He then learned blending techniques from a champagne maker, who showed him how they achieve a consistent taste of the champagne every year. "That's exactly what I want with my sauces - to have the same taste every day without any irregularity."
His quest to literally re-invent the wheel (of making French sauces) came about "because I learned from fantastic chefs but they told me how to make things and how you have to do this and that. It's very hard to change direction, but I did and the results are impressive".
The problem with French sauces today is that "the public don't want them any more", Chef Alleno laments. "They think it's too heavy, too fatty and no good. But sauce can be good for them, so we have to save the pleasure and take off the things we don't want. (With my way of making it) You don't have salt or fat, it's very light and intense."
His version of "molecular cuisine" comes on the heels of other projects he has taken on, including his Terroir Parisien campaign to support farmers from the outskirts of Paris. That project has been a success, he says, with more than 100 chefs now supporting the local produce.

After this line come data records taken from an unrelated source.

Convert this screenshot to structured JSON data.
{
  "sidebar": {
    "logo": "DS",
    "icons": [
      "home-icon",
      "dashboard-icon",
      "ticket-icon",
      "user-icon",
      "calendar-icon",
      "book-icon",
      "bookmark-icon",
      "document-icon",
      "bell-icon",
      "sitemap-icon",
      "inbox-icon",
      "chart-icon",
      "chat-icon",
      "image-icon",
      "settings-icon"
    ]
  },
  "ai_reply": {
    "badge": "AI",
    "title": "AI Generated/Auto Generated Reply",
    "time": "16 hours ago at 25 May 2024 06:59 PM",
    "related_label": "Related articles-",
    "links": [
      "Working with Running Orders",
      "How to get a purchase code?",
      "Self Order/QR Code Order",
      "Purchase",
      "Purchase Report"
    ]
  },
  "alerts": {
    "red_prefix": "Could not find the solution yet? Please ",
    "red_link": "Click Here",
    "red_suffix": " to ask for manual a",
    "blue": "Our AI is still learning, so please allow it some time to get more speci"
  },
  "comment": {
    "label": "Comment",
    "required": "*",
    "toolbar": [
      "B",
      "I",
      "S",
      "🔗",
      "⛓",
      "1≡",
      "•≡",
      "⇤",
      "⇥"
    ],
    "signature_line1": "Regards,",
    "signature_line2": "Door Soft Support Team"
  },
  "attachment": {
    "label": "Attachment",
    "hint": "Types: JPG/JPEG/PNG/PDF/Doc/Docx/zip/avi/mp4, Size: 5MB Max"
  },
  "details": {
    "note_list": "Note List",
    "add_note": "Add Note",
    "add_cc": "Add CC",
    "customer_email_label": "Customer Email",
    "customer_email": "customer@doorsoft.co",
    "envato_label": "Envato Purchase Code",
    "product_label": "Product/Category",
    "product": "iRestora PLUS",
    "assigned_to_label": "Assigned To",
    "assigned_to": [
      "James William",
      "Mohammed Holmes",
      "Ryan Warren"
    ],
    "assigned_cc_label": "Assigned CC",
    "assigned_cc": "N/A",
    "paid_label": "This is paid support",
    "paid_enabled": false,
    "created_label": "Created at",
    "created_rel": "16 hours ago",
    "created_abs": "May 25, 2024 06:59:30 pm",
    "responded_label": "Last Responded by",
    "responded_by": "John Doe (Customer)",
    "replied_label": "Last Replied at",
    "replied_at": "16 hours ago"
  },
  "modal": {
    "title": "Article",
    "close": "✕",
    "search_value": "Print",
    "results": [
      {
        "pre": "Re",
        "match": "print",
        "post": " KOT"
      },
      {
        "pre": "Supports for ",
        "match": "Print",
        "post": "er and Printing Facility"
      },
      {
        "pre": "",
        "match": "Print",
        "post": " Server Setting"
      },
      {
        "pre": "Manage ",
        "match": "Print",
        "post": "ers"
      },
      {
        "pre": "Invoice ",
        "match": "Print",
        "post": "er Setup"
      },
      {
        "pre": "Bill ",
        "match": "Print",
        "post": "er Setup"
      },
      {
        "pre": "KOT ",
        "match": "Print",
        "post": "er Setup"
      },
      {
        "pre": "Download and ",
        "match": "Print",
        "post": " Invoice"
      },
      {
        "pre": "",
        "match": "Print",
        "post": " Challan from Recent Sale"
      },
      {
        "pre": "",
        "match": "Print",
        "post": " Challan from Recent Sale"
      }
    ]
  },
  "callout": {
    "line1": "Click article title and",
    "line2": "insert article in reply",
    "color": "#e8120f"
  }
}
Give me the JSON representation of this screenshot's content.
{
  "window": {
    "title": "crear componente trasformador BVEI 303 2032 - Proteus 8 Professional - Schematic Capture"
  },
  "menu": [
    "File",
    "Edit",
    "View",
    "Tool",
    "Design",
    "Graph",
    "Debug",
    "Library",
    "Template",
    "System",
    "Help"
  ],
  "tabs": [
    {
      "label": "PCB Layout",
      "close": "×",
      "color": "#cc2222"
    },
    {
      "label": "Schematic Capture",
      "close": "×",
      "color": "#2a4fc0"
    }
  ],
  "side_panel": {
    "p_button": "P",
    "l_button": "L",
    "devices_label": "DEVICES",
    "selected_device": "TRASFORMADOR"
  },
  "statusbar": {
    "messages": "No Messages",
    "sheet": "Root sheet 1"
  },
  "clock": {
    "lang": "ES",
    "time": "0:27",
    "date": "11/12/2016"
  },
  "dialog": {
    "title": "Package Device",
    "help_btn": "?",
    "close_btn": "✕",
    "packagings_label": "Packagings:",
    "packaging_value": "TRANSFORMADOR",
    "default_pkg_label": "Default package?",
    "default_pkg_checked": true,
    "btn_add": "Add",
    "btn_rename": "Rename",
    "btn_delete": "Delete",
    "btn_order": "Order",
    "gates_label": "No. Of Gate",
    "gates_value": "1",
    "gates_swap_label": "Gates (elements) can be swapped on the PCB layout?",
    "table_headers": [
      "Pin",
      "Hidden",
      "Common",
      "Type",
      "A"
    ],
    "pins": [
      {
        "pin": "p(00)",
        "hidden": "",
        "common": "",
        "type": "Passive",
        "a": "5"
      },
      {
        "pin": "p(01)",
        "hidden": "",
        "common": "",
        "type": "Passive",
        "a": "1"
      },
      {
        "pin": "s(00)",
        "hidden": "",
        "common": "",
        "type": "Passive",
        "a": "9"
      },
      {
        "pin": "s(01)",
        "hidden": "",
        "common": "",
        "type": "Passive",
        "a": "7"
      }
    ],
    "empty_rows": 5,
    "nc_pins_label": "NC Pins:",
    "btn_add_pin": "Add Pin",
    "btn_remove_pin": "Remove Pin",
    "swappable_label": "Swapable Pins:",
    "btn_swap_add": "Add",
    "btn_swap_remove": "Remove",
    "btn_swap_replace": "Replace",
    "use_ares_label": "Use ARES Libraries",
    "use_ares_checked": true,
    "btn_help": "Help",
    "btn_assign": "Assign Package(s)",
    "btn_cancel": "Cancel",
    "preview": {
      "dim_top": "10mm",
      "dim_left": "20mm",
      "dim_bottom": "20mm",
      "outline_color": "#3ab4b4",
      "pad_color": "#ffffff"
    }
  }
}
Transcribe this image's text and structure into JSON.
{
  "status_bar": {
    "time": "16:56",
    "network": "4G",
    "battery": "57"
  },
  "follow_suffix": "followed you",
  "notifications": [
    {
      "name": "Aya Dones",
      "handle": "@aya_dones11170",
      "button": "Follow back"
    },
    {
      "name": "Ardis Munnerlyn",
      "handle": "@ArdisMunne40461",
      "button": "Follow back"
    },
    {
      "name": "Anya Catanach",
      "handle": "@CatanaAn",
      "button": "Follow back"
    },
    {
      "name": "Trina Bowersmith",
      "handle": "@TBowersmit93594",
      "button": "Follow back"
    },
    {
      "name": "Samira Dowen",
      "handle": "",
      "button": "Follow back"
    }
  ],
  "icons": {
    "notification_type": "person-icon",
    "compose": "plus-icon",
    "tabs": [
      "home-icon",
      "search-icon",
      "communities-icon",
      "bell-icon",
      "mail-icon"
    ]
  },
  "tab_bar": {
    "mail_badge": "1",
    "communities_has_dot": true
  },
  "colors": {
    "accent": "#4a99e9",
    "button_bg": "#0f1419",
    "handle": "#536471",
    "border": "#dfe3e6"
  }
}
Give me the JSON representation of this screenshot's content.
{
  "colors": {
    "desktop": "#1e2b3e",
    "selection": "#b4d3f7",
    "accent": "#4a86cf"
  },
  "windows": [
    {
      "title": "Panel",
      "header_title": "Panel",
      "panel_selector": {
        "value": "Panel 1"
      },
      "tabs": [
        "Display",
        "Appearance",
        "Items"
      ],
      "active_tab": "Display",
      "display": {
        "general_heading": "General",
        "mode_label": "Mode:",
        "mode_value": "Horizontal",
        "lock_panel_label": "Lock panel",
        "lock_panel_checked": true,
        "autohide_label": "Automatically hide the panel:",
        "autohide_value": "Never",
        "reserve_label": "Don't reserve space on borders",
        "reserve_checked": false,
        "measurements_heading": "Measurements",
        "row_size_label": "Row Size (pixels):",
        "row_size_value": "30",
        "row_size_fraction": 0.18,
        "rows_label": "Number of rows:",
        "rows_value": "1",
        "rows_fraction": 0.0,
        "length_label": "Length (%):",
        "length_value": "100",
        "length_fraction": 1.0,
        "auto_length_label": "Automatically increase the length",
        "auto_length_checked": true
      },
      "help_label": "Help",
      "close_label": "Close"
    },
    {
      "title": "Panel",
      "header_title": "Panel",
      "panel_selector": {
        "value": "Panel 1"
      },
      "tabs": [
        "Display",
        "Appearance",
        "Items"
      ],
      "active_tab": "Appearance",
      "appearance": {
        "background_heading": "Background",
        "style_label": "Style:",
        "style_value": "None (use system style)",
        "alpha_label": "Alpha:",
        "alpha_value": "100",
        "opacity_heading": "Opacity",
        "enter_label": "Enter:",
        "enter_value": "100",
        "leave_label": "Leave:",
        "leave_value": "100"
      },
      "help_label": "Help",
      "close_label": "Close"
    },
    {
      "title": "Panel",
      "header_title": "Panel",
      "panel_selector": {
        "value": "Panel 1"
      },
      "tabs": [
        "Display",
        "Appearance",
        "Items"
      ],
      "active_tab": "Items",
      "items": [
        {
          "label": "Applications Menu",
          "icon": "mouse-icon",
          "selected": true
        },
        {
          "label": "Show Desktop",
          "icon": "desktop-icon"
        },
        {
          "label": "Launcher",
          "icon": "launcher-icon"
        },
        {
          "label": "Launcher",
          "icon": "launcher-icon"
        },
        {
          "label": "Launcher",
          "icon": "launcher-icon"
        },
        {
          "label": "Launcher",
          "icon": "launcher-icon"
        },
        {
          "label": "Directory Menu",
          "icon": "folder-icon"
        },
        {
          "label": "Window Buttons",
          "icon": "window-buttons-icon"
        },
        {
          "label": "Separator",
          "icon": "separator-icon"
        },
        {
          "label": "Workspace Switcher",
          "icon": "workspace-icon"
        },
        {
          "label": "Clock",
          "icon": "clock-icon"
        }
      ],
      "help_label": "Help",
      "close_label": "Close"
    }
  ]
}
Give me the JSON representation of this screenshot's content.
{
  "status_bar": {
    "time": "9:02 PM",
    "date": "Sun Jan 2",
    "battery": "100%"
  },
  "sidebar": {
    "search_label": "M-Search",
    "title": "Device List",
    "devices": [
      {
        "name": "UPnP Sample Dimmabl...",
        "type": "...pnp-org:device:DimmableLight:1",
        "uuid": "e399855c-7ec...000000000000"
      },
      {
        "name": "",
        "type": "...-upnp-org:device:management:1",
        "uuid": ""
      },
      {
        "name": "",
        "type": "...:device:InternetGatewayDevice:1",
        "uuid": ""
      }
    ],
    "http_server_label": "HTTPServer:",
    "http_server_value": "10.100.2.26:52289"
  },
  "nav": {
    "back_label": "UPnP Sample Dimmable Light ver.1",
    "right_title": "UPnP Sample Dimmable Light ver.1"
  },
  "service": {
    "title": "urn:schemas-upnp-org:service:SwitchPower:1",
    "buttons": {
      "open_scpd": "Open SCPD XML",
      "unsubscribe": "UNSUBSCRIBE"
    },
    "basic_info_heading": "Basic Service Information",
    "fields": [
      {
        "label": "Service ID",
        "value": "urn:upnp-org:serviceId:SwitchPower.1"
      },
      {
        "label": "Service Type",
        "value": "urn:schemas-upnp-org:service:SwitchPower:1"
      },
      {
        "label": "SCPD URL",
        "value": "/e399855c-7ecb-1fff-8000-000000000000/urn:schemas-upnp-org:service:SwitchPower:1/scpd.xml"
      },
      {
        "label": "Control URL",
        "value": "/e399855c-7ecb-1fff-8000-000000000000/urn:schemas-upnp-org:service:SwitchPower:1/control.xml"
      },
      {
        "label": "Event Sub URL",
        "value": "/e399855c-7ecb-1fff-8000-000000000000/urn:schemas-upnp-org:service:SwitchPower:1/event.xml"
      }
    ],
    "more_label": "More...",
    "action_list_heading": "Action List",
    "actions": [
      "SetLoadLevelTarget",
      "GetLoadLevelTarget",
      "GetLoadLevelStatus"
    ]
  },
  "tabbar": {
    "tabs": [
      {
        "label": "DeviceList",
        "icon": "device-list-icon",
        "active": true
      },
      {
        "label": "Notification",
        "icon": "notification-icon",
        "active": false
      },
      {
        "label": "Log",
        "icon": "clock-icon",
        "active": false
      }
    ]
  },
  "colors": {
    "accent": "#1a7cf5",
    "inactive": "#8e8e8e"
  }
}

What France needs now is to re-look its cuisine, he says. "Not many countries have the culture of France. If you look at northern Europe, it's an emerging country for food - they started work 15 years ago so it's completely new. But if you look at France - the confiseries, charcuterie, sauces - it's a lot of baggage and it can be heavy but we have to enrich our repertoire of ideas (such as his extractions) while respecting what is French. French is not Japanese. We have to evolve and absorb influences but without copying what they do in other countries. We need to stay French."
While his devotion to French cuisine is clear, Chef Alleno is not impervious to the growing role of Asia. His company has been making inroads into the region with restaurants in Taipei and Beijing, and "we are looking for a place in Hong Kong - it is confirmed we will do it but I don't know where". Shanghai is also another possibility.
He adds: "The Asian market is very important for me - it will be the next place to work in. It is really booming and I want to develop in that direction. Asians are crazy about food and we want to develop here because they really understand about food."
Singapore will be his next destination after Hong Kong, but "it would be better to be in a hotel - easier". Given his decades of experience in that arena, local hotel developers may want to take note.